During the epoch of Eighteenth-century, GrammariansOpens in new window decided that since two negativesOpens in new window made a positive in MathematicsOpens in new window and LogicOpens in new window, they must likewise turn the thoughtOpens in new window or sentence in the English language into a positive one too. This was not always the case in all languages.
Although, some languages, such as SpanishOpens in new window, ItalianOpens in new window, RussianOpens in new window, PortugueseOpens in new window, PersianOpens in new window, NeapolitanOpens in new window, CzechOpens in new window, and particularly, Non-standard EnglishOpens in new window languages, all have what is called Negative ConcordOpens in new window or emphatic negation by which double negatives cancel out one another and turns the thought or sentence Opens in new window into a positive one; however, in other languages, a double negative merely increases the degree of the negation Opens in new window.
What brings about double negatives?
Double negatives or Multiple negatives (as referred, in a more general term) occurs when there is more than one negative in a clause. Geoffrey ChaucerOpens in new window, as well as William ShakespeareOpens in new window, at some point or the other made use of double and even triple negatives: these were simply powerful, heavily stressed, multiple negatives. Contemporary speakers still use these constructions today, even though they are now shibbolethsOpens in new window that mark speakers of Vulgar English.
Double Negatives normally exists in the form of a verbOpens in new window (e.g cannot, did not, have not”), with a pronounOpens in new window (e.g “nothing, nobody”), an adverb (e.g “never, hardly”), and or a conjunctionOpens in new window (e.g “neither, nor”).
To paraphrase Kenneth Wilson’s views, “Can’t hardly” is also classified as a double negative. The expression “You can’t hardly expect her to be grateful,” when intensively observed, is doubly negative, in that “You can’t expect her to be grateful” is renegated by the overlay of “You can hardly expect her to be grateful.” Other adverbsOpens in new window of a negative quality, such as scarcely, are also considered double negatives when used with a negative verbOpens in new window such as can’t or cannot.”
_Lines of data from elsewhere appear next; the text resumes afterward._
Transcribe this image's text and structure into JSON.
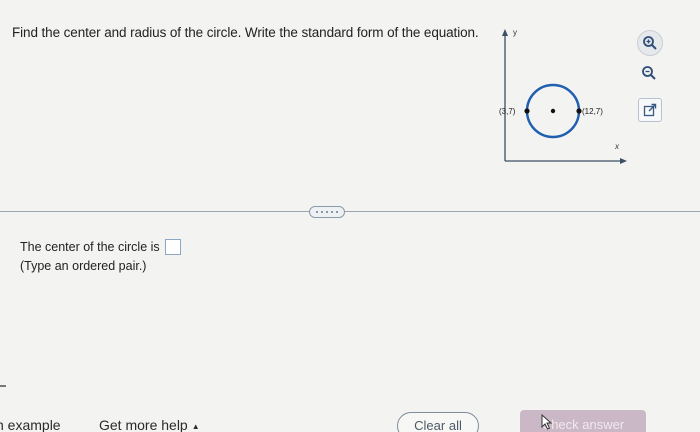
{
  "question": {
    "text": "Find the center and radius of the circle. Write the standard form of the equation."
  },
  "graph": {
    "y_axis_label": "y",
    "x_axis_label": "x",
    "left_point_label": "(3,7)",
    "right_point_label": "(12,7)"
  },
  "tools": {
    "zoom_in_icon": "zoom-in-icon",
    "zoom_out_icon": "zoom-out-icon",
    "popout_icon": "external-link-icon"
  },
  "answer": {
    "prompt": "The center of the circle is",
    "hint": "(Type an ordered pair.)"
  },
  "footer": {
    "example_label": "n example",
    "help_label": "Get more help",
    "help_caret": "▲",
    "clear_label": "Clear all",
    "check_label": "Check answer"
  },
  "colors": {
    "circle": "#1f5fb0",
    "axis": "#3d4f63",
    "check_button": "#cbb8c6",
    "divider": "#9aa5b0"
  }
}
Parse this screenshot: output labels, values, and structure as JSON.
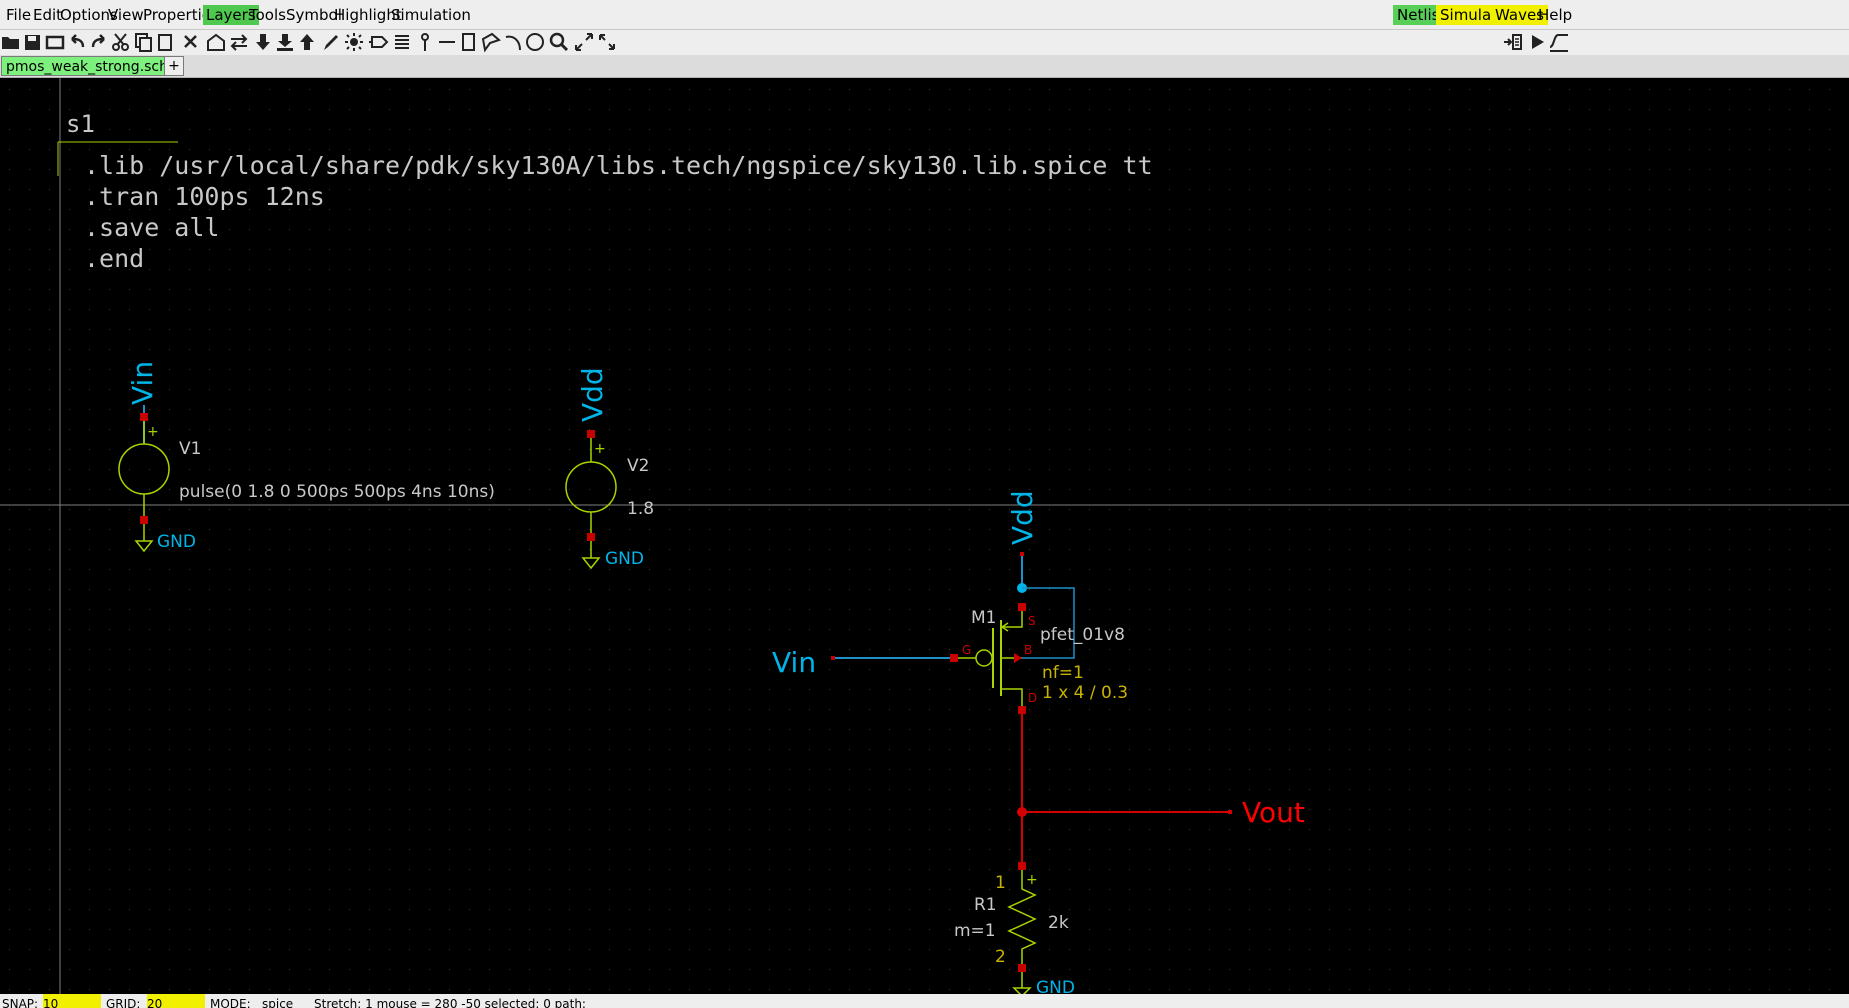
{
  "menu": {
    "items": [
      "File",
      "Edit",
      "Options",
      "View",
      "Properties",
      "Layers",
      "Tools",
      "Symbol",
      "Highlight",
      "Simulation"
    ],
    "highlighted": "Layers",
    "right_items": [
      "Netlist",
      "Simulate",
      "Waves",
      "Help"
    ]
  },
  "toolbar": {
    "icons": [
      "open-folder-icon",
      "save-icon",
      "save-as-icon",
      "undo-icon",
      "redo-icon",
      "cut-icon",
      "copy-icon",
      "delete-icon",
      "insert-symbol-icon",
      "swap-icon",
      "push-down-icon",
      "pop-icon",
      "push-up-icon",
      "pen-icon",
      "highlight-icon",
      "netlabel-icon",
      "list-icon",
      "pin-icon",
      "wire-icon",
      "rectangle-icon",
      "polygon-icon",
      "arc-icon",
      "circle-icon",
      "zoom-icon",
      "zoom-full-icon",
      "fullscreen-icon"
    ],
    "right_icons": [
      "netlist-tool-icon",
      "simulate-play-icon",
      "waves-icon"
    ]
  },
  "tabs": {
    "active": "pmos_weak_strong.sch",
    "add_label": "+"
  },
  "schematic": {
    "code_block": {
      "title": "s1",
      "lines": [
        ".lib /usr/local/share/pdk/sky130A/libs.tech/ngspice/sky130.lib.spice tt",
        ".tran 100ps 12ns",
        ".save all",
        ".end"
      ]
    },
    "v1": {
      "net_label": "Vin",
      "name": "V1",
      "value": "pulse(0 1.8 0 500ps 500ps 4ns 10ns)",
      "plus": "+",
      "gnd": "GND"
    },
    "v2": {
      "net_label": "Vdd",
      "name": "V2",
      "value": "1.8",
      "plus": "+",
      "gnd": "GND"
    },
    "m1": {
      "supply_label": "Vdd",
      "name": "M1",
      "model": "pfet_01v8",
      "nf": "nf=1",
      "size": "1 x 4 / 0.3",
      "pin_s": "S",
      "pin_g": "G",
      "pin_b": "B",
      "pin_d": "D",
      "gate_label": "Vin"
    },
    "vout_label": "Vout",
    "r1": {
      "name": "R1",
      "mult": "m=1",
      "value": "2k",
      "pin1": "1",
      "pin2": "2",
      "plus": "+",
      "gnd": "GND"
    },
    "colors": {
      "net_label": "#00b5e8",
      "wire_blue": "#1e8fc8",
      "wire_red": "#d60000",
      "symbol_green": "#a8d400",
      "symbol_yellow": "#c8b400",
      "pin_red": "#c80000",
      "code_text": "#c8c8c8"
    }
  },
  "status": {
    "snap_label": "SNAP:",
    "snap_value": "10",
    "grid_label": "GRID:",
    "grid_value": "20",
    "mode_label": "MODE:",
    "mode_value": "spice",
    "info": "Stretch: 1  mouse = 280 -50  selected: 0 path:"
  }
}
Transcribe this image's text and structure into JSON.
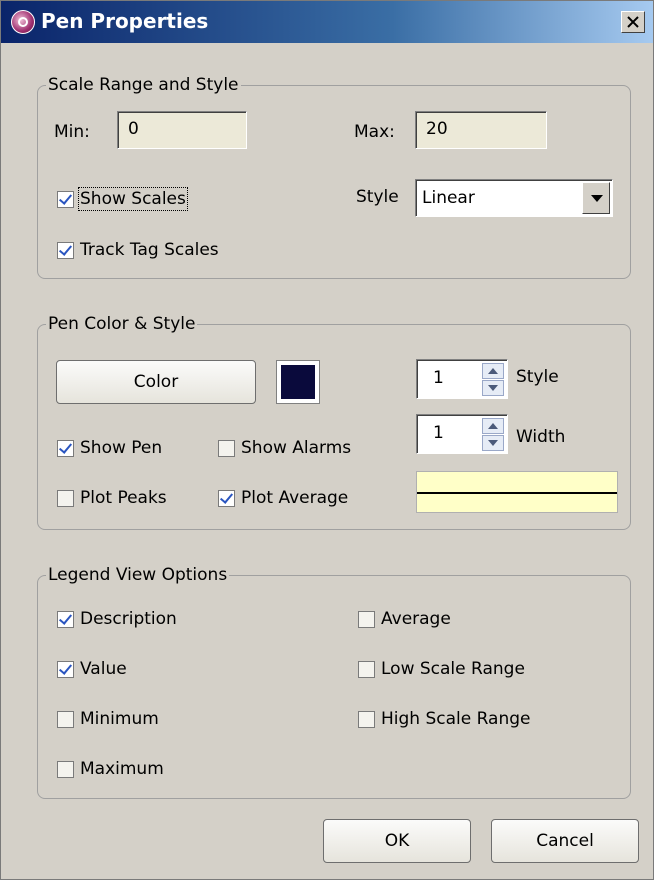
{
  "window": {
    "title": "Pen Properties",
    "title_icon": "app-icon",
    "close_icon": "close-icon"
  },
  "scale_group": {
    "title": "Scale Range and Style",
    "min_label": "Min:",
    "min_value": "0",
    "max_label": "Max:",
    "max_value": "20",
    "show_scales": {
      "label": "Show Scales",
      "checked": true
    },
    "track_tag_scales": {
      "label": "Track Tag Scales",
      "checked": true
    },
    "style_label": "Style",
    "style_value": "Linear"
  },
  "pen_group": {
    "title": "Pen Color & Style",
    "color_button": "Color",
    "color_swatch": "#0a0a3c",
    "style_value": "1",
    "style_label": "Style",
    "width_value": "1",
    "width_label": "Width",
    "show_pen": {
      "label": "Show Pen",
      "checked": true
    },
    "show_alarms": {
      "label": "Show Alarms",
      "checked": false
    },
    "plot_peaks": {
      "label": "Plot Peaks",
      "checked": false
    },
    "plot_average": {
      "label": "Plot Average",
      "checked": true
    },
    "preview_bg": "#ffffc8"
  },
  "legend_group": {
    "title": "Legend View Options",
    "description": {
      "label": "Description",
      "checked": true
    },
    "value": {
      "label": "Value",
      "checked": true
    },
    "minimum": {
      "label": "Minimum",
      "checked": false
    },
    "maximum": {
      "label": "Maximum",
      "checked": false
    },
    "average": {
      "label": "Average",
      "checked": false
    },
    "low_scale_range": {
      "label": "Low Scale Range",
      "checked": false
    },
    "high_scale_range": {
      "label": "High Scale Range",
      "checked": false
    }
  },
  "buttons": {
    "ok": "OK",
    "cancel": "Cancel"
  }
}
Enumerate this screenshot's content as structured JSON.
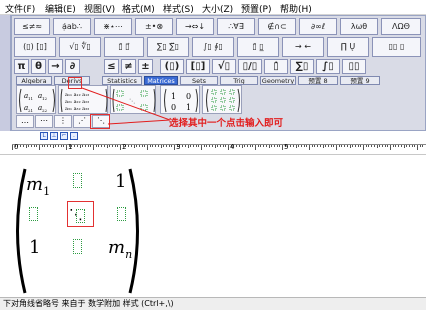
{
  "menu": [
    "文件(F)",
    "编辑(E)",
    "视图(V)",
    "格式(M)",
    "样式(S)",
    "大小(Z)",
    "预置(P)",
    "帮助(H)"
  ],
  "toolbar": {
    "row1": [
      "≤≠≈",
      "ạ̇ab∴",
      "⋇⋆⋯",
      "±•⊗",
      "→⇔↓",
      "∴∀∃",
      "∉∩⊂",
      "∂∞ℓ",
      "λωθ",
      "ΛΩΘ"
    ],
    "row2": [
      "(▯) [▯]",
      "√▯ ∜▯",
      "▯̄ ▯⃗",
      "∑▯ ∑̈▯",
      "∫▯ ∮▯",
      "▯̄ ▯̲",
      "→ ←",
      "∏̇ Ų",
      "▯▯ ▯"
    ],
    "row3": [
      "π",
      "θ",
      "→",
      "∂",
      "≤",
      "≠",
      "±",
      "(▯)",
      "[▯]",
      "√▯",
      "▯/▯",
      "▯̇",
      "∑▯",
      "∫▯",
      "▯▯"
    ],
    "tabs": [
      "Algebra",
      "Derivs",
      "Statistics",
      "Matrices",
      "Sets",
      "Trig",
      "Geometry",
      "预置 8",
      "预置 9"
    ],
    "active_tab": "Matrices",
    "small_buttons": [
      "…",
      "⋯",
      "⋮",
      "⋰",
      "⋱"
    ]
  },
  "annotation": "选择其中一个点击输入即可",
  "ruler": {
    "numbers": [
      "0",
      "1",
      "2",
      "3",
      "4",
      "5"
    ]
  },
  "equation": {
    "m1_base": "m",
    "m1_sub": "1",
    "top_right": "1",
    "bottom_left": "1",
    "mn_base": "m",
    "mn_sub": "n"
  },
  "status_text": "下对角线省略号 来自于 数学附加 样式 (Ctrl+,\\)",
  "colors": {
    "accent": "#3a6ad4",
    "annotation": "#e21d1d",
    "placeholder": "#2d9b42"
  }
}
Sometime a negative can be formed by attaching the prefixes ir-, in-, non- and un-. Here are some examples:
Double negative can also be created using a negative word with another word that acts like a negative. Below are some examples:
|Key Words||Double Negative Sentences|
|Barely||I can’t barely see where I am going in this fog.|
|Barely||She did not barely understand the instructions.|
|Hardly||I hardly have no money.|
|Hardly||It wasn’t hardly midnight when we saw the meteor shower.|
|Rarely||He is not rarely a visitor at the park.|
|Rarely||Andy wasn’t rarely present at openings.|
|Scarcely||The news of the company’s bankruptcy made scarcely no impact.|
|Scarcely||The Southeast had scarcely no rain last year.|
|Seldom||We don’t watch mmovies seldom.|
|Seldom||Andy doesn’t go there seldom since his bad experience.|